The news sounds great: West Coast log and lumber exports went up by 79 and 83 percent in the first six months of this year, according to the U.S. Forest Service. But as this Oregonian story points out, reaction to the news isn’t that simple. Yes, China’s building boom means big business for West Coast lumber producers, but forestry advocates point out that increased exports are bad news for Pacific Northwest lumber mills.
Foreign log buyers are willing to pay $650 per thousand board feet, while Northwest mills struggle to pay $500 to $550 per thousand board fee, said Tom Partin, president of the American Forest Resource Council in Portland. That leaves mills more dependent on timber from public land.
By law, logs from U.S. Forest Service, Bureau of Land Management and Oregon Department of Forestry lands cannot be exported. But those agencies aren’t providing enough timber to keep local mills operating consistently, Partin said.
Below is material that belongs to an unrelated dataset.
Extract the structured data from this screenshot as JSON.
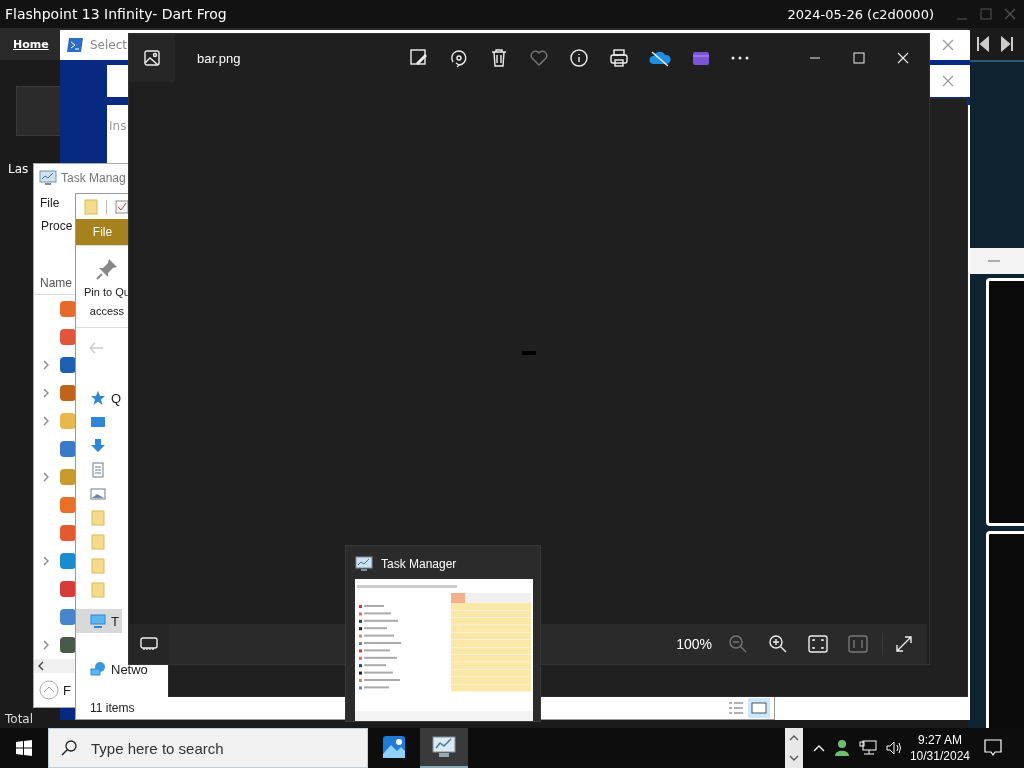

“Domestic processors are caught in a real lurch right now,” he said. “It’s very important to keep domestic sawmills going right now. We’ve been asking the BLM and Forest Service to ramp up (timber harvest) programs and deliver more raw material, or we’re going to see more downsizing.”
According to Partin, “these private timber owners have to go to bed with themselves every night and ask if they’re doing the right thing or not. Log exports wax and wane. If we lose domestic (lumber) processors and exports drop off, private companies won’t have anyone to sell to in the future.”
In other, less bittersweet, news, a new coalition of timber industry leaders has formed to advocate for more active management of federal forestland. The Federal Forest Resource Coalition will push for more federal timber sales, Forest Service funding and issues around endangered species, according to the Capital Press.